The Fort de la Redoute Ruinée is a French fort that overlooks the Col de la Traversette above the French and Italian borders. It was built out of the ruins of the Fort de la Traversette in 1630 by the Duchy of Savoy. In 1792, during the French Revolutionary Wars, the Savoyards garrisoned the old fort with fifty men until it fell to the French army in 1794 and was renamed Fort Libre (Fort Free). The fort became permanently French with the exchange of territory that accompanied the Treaty of Turin in 1860.

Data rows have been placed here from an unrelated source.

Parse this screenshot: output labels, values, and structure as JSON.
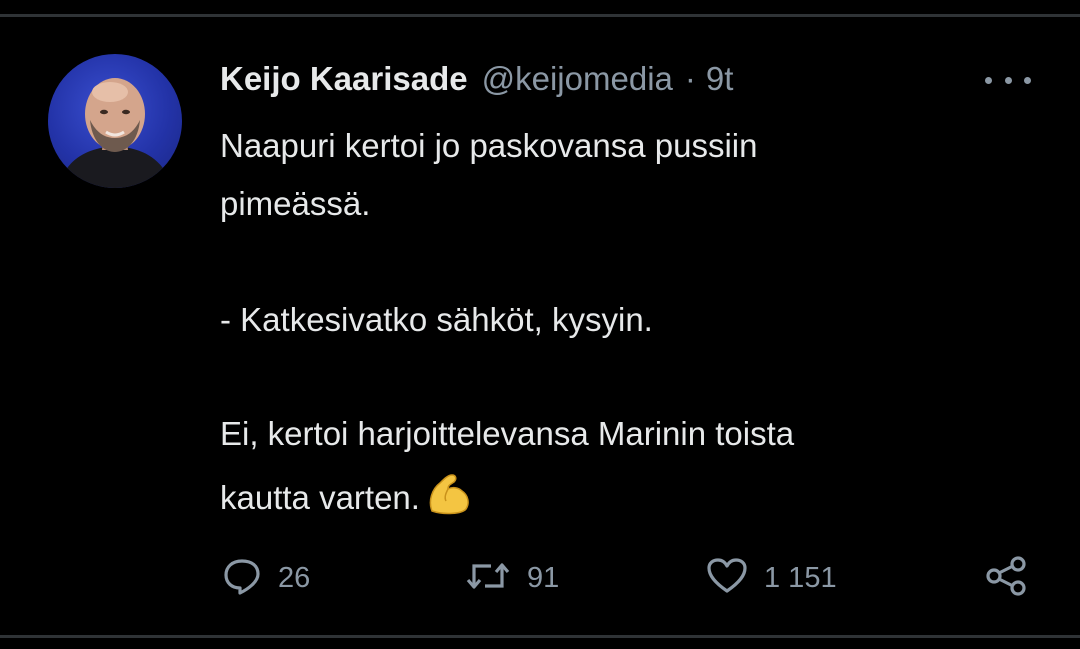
{
  "tweet": {
    "author_name": "Keijo Kaarisade",
    "handle": "@keijomedia",
    "separator": "·",
    "time": "9t",
    "lines": [
      "Naapuri kertoi jo paskovansa pussiin",
      "pimeässä.",
      "- Katkesivatko sähköt, kysyin.",
      "Ei, kertoi harjoittelevansa Marinin toista",
      "kautta varten."
    ],
    "emoji": "flexed-biceps-emoji"
  },
  "actions": {
    "replies": "26",
    "retweets": "91",
    "likes": "1 151"
  },
  "icons": {
    "more": "more-options-icon",
    "reply": "reply-icon",
    "retweet": "retweet-icon",
    "like": "heart-icon",
    "share": "share-icon"
  },
  "colors": {
    "background": "#000000",
    "text": "#e7e9ea",
    "muted": "#8b98a5",
    "divider": "#2f3336",
    "avatar_bg": "#2a3ac0",
    "emoji": "#f4c542"
  }
}
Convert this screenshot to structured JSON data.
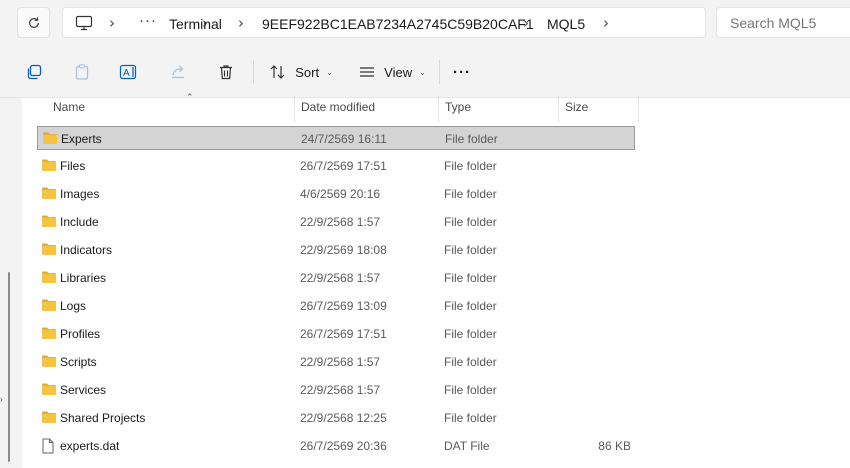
{
  "address_bar": {
    "more": "···",
    "crumbs": [
      "Terminal",
      "9EEF922BC1EAB7234A2745C59B20CAF1",
      "MQL5"
    ]
  },
  "search": {
    "placeholder": "Search MQL5"
  },
  "command_bar": {
    "sort_label": "Sort",
    "view_label": "View",
    "more": "···"
  },
  "columns": {
    "name": "Name",
    "date": "Date modified",
    "type": "Type",
    "size": "Size"
  },
  "files": [
    {
      "name": "Experts",
      "date": "24/7/2569 16:11",
      "type": "File folder",
      "size": "",
      "icon": "folder-icon"
    },
    {
      "name": "Files",
      "date": "26/7/2569 17:51",
      "type": "File folder",
      "size": "",
      "icon": "folder-icon"
    },
    {
      "name": "Images",
      "date": "4/6/2569 20:16",
      "type": "File folder",
      "size": "",
      "icon": "folder-icon"
    },
    {
      "name": "Include",
      "date": "22/9/2568 1:57",
      "type": "File folder",
      "size": "",
      "icon": "folder-icon"
    },
    {
      "name": "Indicators",
      "date": "22/9/2569 18:08",
      "type": "File folder",
      "size": "",
      "icon": "folder-icon"
    },
    {
      "name": "Libraries",
      "date": "22/9/2568 1:57",
      "type": "File folder",
      "size": "",
      "icon": "folder-icon"
    },
    {
      "name": "Logs",
      "date": "26/7/2569 13:09",
      "type": "File folder",
      "size": "",
      "icon": "folder-icon"
    },
    {
      "name": "Profiles",
      "date": "26/7/2569 17:51",
      "type": "File folder",
      "size": "",
      "icon": "folder-icon"
    },
    {
      "name": "Scripts",
      "date": "22/9/2568 1:57",
      "type": "File folder",
      "size": "",
      "icon": "folder-icon"
    },
    {
      "name": "Services",
      "date": "22/9/2568 1:57",
      "type": "File folder",
      "size": "",
      "icon": "folder-icon"
    },
    {
      "name": "Shared Projects",
      "date": "22/9/2568 12:25",
      "type": "File folder",
      "size": "",
      "icon": "folder-icon"
    },
    {
      "name": "experts.dat",
      "date": "26/7/2569 20:36",
      "type": "DAT File",
      "size": "86 KB",
      "icon": "file-icon"
    }
  ],
  "selected_index": 0,
  "colors": {
    "accent": "#005fb8",
    "folder": "#f5c242",
    "selection": "#d4d4d4"
  }
}
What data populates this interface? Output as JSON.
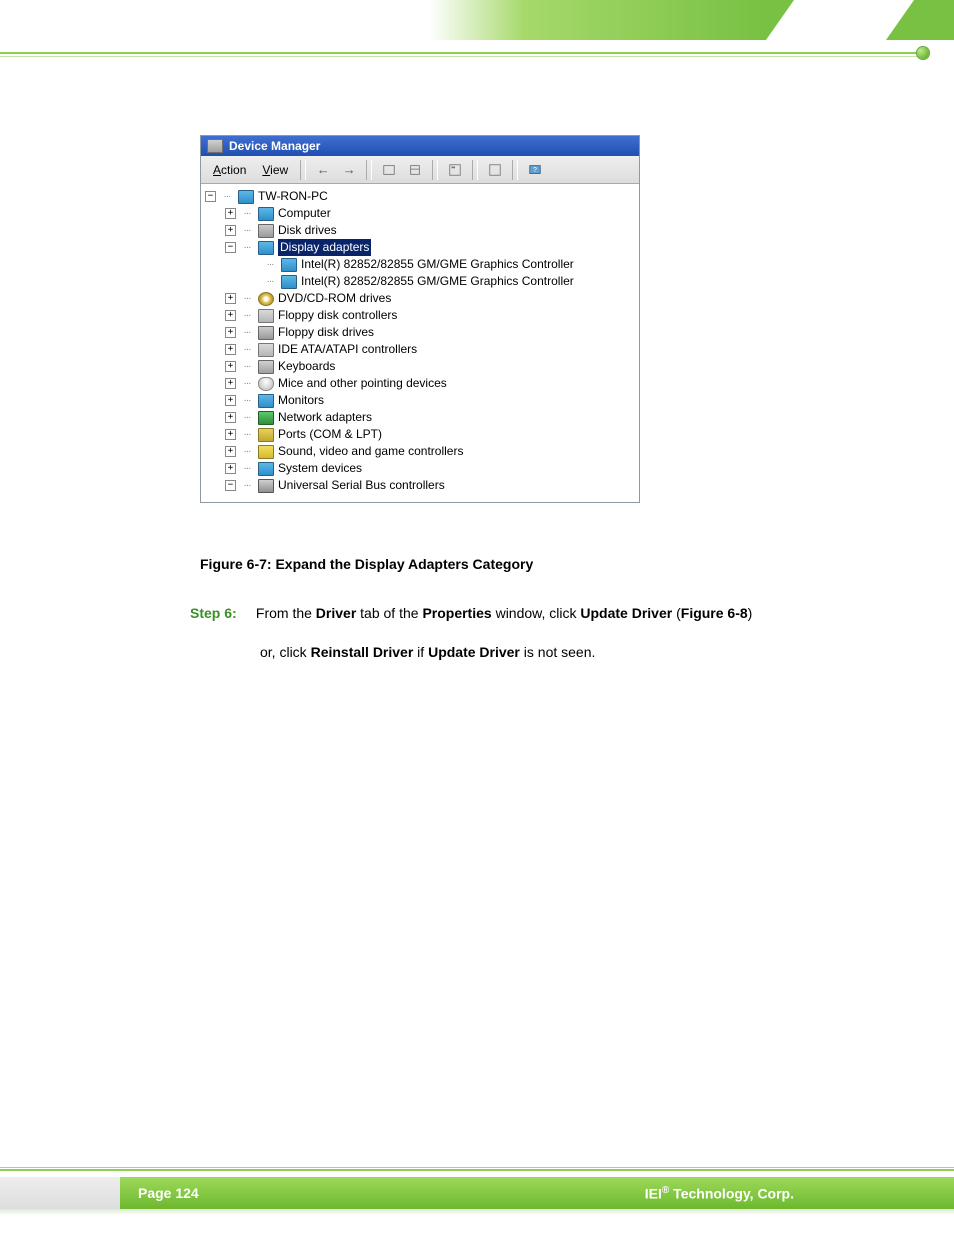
{
  "header": {},
  "screenshot": {
    "title": "Device Manager",
    "menu": {
      "action": "Action",
      "view": "View"
    },
    "tree": {
      "root": "TW-RON-PC",
      "nodes": [
        {
          "label": "Computer",
          "icon": "monitor",
          "exp": "+"
        },
        {
          "label": "Disk drives",
          "icon": "disk",
          "exp": "+"
        },
        {
          "label": "Display adapters",
          "icon": "monitor",
          "exp": "−",
          "selected": true,
          "children": [
            "Intel(R) 82852/82855 GM/GME Graphics Controller",
            "Intel(R) 82852/82855 GM/GME Graphics Controller"
          ]
        },
        {
          "label": "DVD/CD-ROM drives",
          "icon": "cd",
          "exp": "+"
        },
        {
          "label": "Floppy disk controllers",
          "icon": "ctrl",
          "exp": "+"
        },
        {
          "label": "Floppy disk drives",
          "icon": "disk",
          "exp": "+"
        },
        {
          "label": "IDE ATA/ATAPI controllers",
          "icon": "ctrl",
          "exp": "+"
        },
        {
          "label": "Keyboards",
          "icon": "kbd",
          "exp": "+"
        },
        {
          "label": "Mice and other pointing devices",
          "icon": "mouse",
          "exp": "+"
        },
        {
          "label": "Monitors",
          "icon": "monitor",
          "exp": "+"
        },
        {
          "label": "Network adapters",
          "icon": "net",
          "exp": "+"
        },
        {
          "label": "Ports (COM & LPT)",
          "icon": "port",
          "exp": "+"
        },
        {
          "label": "Sound, video and game controllers",
          "icon": "sound",
          "exp": "+"
        },
        {
          "label": "System devices",
          "icon": "monitor",
          "exp": "+"
        },
        {
          "label": "Universal Serial Bus controllers",
          "icon": "usb",
          "exp": "−"
        }
      ]
    }
  },
  "caption": "Figure 6-7: Expand the Display Adapters Category",
  "body": {
    "step_label": "Step 6:",
    "parts": {
      "p1": "From the ",
      "b1": "Driver",
      "p2": " tab of the ",
      "b2": "Properties",
      "p3": " window, click ",
      "b3": "Update Driver",
      "p4": " (",
      "b4": "Figure 6-8",
      "p5": ")",
      "p6": "or, click ",
      "b5": "Reinstall Driver",
      "p7": " if ",
      "b6": "Update Driver",
      "p8": " is not seen."
    }
  },
  "footer": {
    "page": "Page 124",
    "corp_prefix": "IEI",
    "corp_reg": "®",
    "corp_suffix": " Technology, Corp."
  }
}
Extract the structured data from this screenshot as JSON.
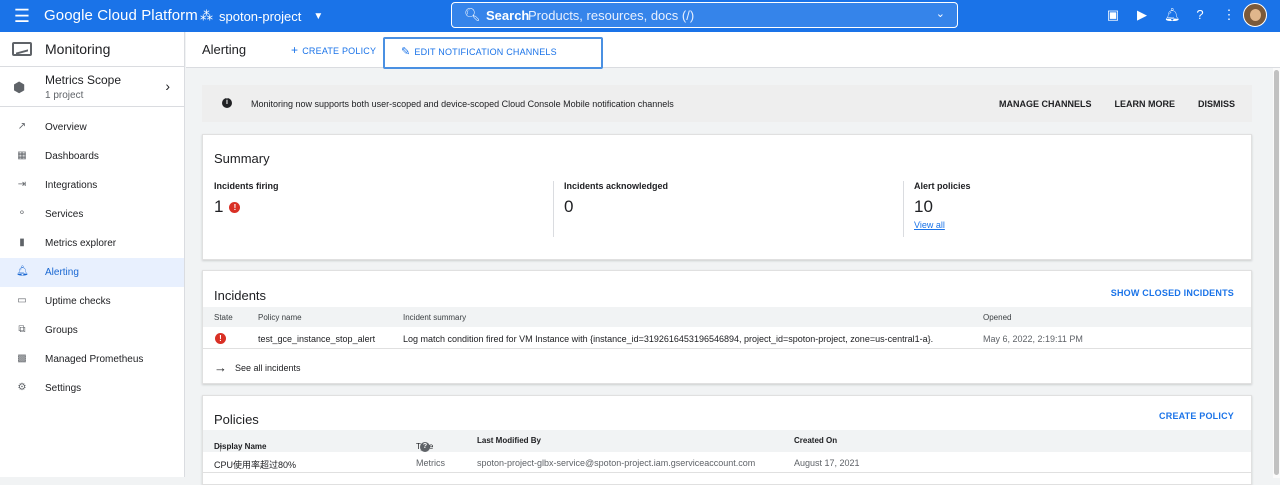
{
  "topbar": {
    "brand": "Google Cloud Platform",
    "project": "spoton-project",
    "search_label": "Search",
    "search_placeholder": "Products, resources, docs (/)"
  },
  "sidebar": {
    "title": "Monitoring",
    "scope_title": "Metrics Scope",
    "scope_subtitle": "1 project",
    "items": [
      {
        "label": "Overview",
        "icon": "overview-icon"
      },
      {
        "label": "Dashboards",
        "icon": "dashboards-icon"
      },
      {
        "label": "Integrations",
        "icon": "integrations-icon"
      },
      {
        "label": "Services",
        "icon": "services-icon"
      },
      {
        "label": "Metrics explorer",
        "icon": "bar-chart-icon"
      },
      {
        "label": "Alerting",
        "icon": "bell-icon",
        "active": true
      },
      {
        "label": "Uptime checks",
        "icon": "monitor-icon"
      },
      {
        "label": "Groups",
        "icon": "groups-icon"
      },
      {
        "label": "Managed Prometheus",
        "icon": "prometheus-icon"
      },
      {
        "label": "Settings",
        "icon": "gear-icon"
      }
    ]
  },
  "header": {
    "title": "Alerting",
    "create_policy": "CREATE POLICY",
    "edit_channels": "EDIT NOTIFICATION CHANNELS"
  },
  "banner": {
    "message": "Monitoring now supports both user-scoped and device-scoped Cloud Console Mobile notification channels",
    "manage": "MANAGE CHANNELS",
    "learn": "LEARN MORE",
    "dismiss": "DISMISS"
  },
  "summary": {
    "title": "Summary",
    "firing_label": "Incidents firing",
    "firing_value": "1",
    "ack_label": "Incidents acknowledged",
    "ack_value": "0",
    "policies_label": "Alert policies",
    "policies_value": "10",
    "view_all": "View all"
  },
  "incidents": {
    "title": "Incidents",
    "show_closed": "SHOW CLOSED INCIDENTS",
    "columns": {
      "state": "State",
      "policy": "Policy name",
      "summary": "Incident summary",
      "opened": "Opened"
    },
    "rows": [
      {
        "policy": "test_gce_instance_stop_alert",
        "summary": "Log match condition fired for VM Instance with {instance_id=3192616453196546894, project_id=spoton-project, zone=us-central1-a}.",
        "opened": "May 6, 2022, 2:19:11 PM"
      }
    ],
    "see_all": "See all incidents"
  },
  "policies": {
    "title": "Policies",
    "create": "CREATE POLICY",
    "columns": {
      "name": "Display Name",
      "type": "Type",
      "modified": "Last Modified By",
      "created": "Created On"
    },
    "rows": [
      {
        "name": "CPU使用率超过80%",
        "type": "Metrics",
        "modified": "spoton-project-glbx-service@spoton-project.iam.gserviceaccount.com",
        "created": "August 17, 2021"
      }
    ]
  },
  "colors": {
    "primary": "#1a73e8",
    "error": "#d93025",
    "active_bg": "#e8f0fe"
  }
}
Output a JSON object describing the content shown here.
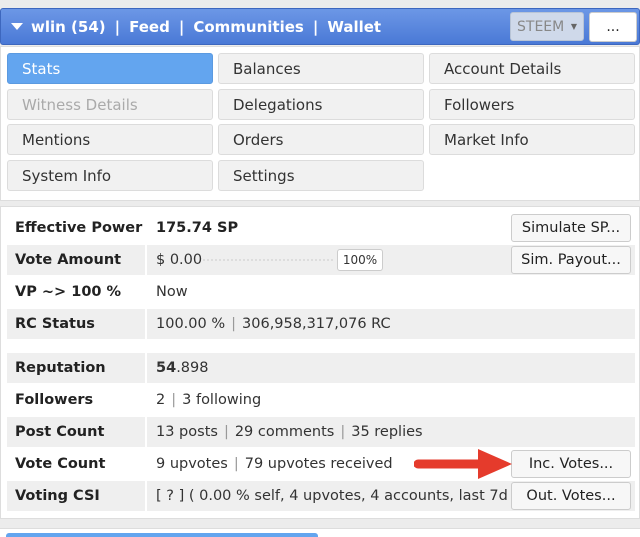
{
  "header": {
    "user": "wlin (54)",
    "separator": "|",
    "nav": [
      "Feed",
      "Communities",
      "Wallet"
    ],
    "currency_select": "STEEM",
    "more_button": "..."
  },
  "tabs": [
    {
      "label": "Stats",
      "state": "active"
    },
    {
      "label": "Balances",
      "state": "normal"
    },
    {
      "label": "Account Details",
      "state": "normal"
    },
    {
      "label": "Witness Details",
      "state": "disabled"
    },
    {
      "label": "Delegations",
      "state": "normal"
    },
    {
      "label": "Followers",
      "state": "normal"
    },
    {
      "label": "Mentions",
      "state": "normal"
    },
    {
      "label": "Orders",
      "state": "normal"
    },
    {
      "label": "Market Info",
      "state": "normal"
    },
    {
      "label": "System Info",
      "state": "normal"
    },
    {
      "label": "Settings",
      "state": "normal"
    }
  ],
  "stats": {
    "effective_power": {
      "label": "Effective Power",
      "value": "175.74 SP",
      "button": "Simulate SP..."
    },
    "vote_amount": {
      "label": "Vote Amount",
      "value": "$ 0.00",
      "percent": "100%",
      "percent_value": 100,
      "button": "Sim. Payout..."
    },
    "vp": {
      "label": "VP ~> 100 %",
      "value": "Now"
    },
    "rc_status": {
      "label": "RC Status",
      "value_a": "100.00 %",
      "value_b": "306,958,317,076 RC"
    },
    "reputation": {
      "label": "Reputation",
      "value_main": "54",
      "value_rest": ".898"
    },
    "followers": {
      "label": "Followers",
      "value_a": "2",
      "value_b": "3 following"
    },
    "post_count": {
      "label": "Post Count",
      "value_a": "13 posts",
      "value_b": "29 comments",
      "value_c": "35 replies"
    },
    "vote_count": {
      "label": "Vote Count",
      "value_a": "9 upvotes",
      "value_b": "79 upvotes received",
      "button": "Inc. Votes..."
    },
    "voting_csi": {
      "label": "Voting CSI",
      "value": "[ ? ] ( 0.00 % self, 4 upvotes, 4 accounts, last 7d )",
      "button": "Out. Votes..."
    }
  },
  "colors": {
    "header_blue": "#4a79d6",
    "active_tab": "#63a5ef",
    "arrow_red": "#e53b2c"
  }
}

After the First World War, the redoubt was heavily reinforced and became part of the Tarentaise section of the Alpine Line. In 1940, during the Italian invasion of France, the redoubt's small force of 47 men stopped the Italian troops from attacking the Col du Petit St.Bernard. The Italians brought a motorised division to reinforce the attack and broke through the pass. However, by the armistice between Nazi Germany and France, the redoubt was still under French control. After the Armistice, the Third Republic troops left with their flag, and the Italians and Germans took control of the redoubt. In April 1945 that the Italians Alpini Regiment and the Germans of the Gebirgsjäger Regiment abandoned their positions. The redoubt was heavily damaged and remains in ruins to this day.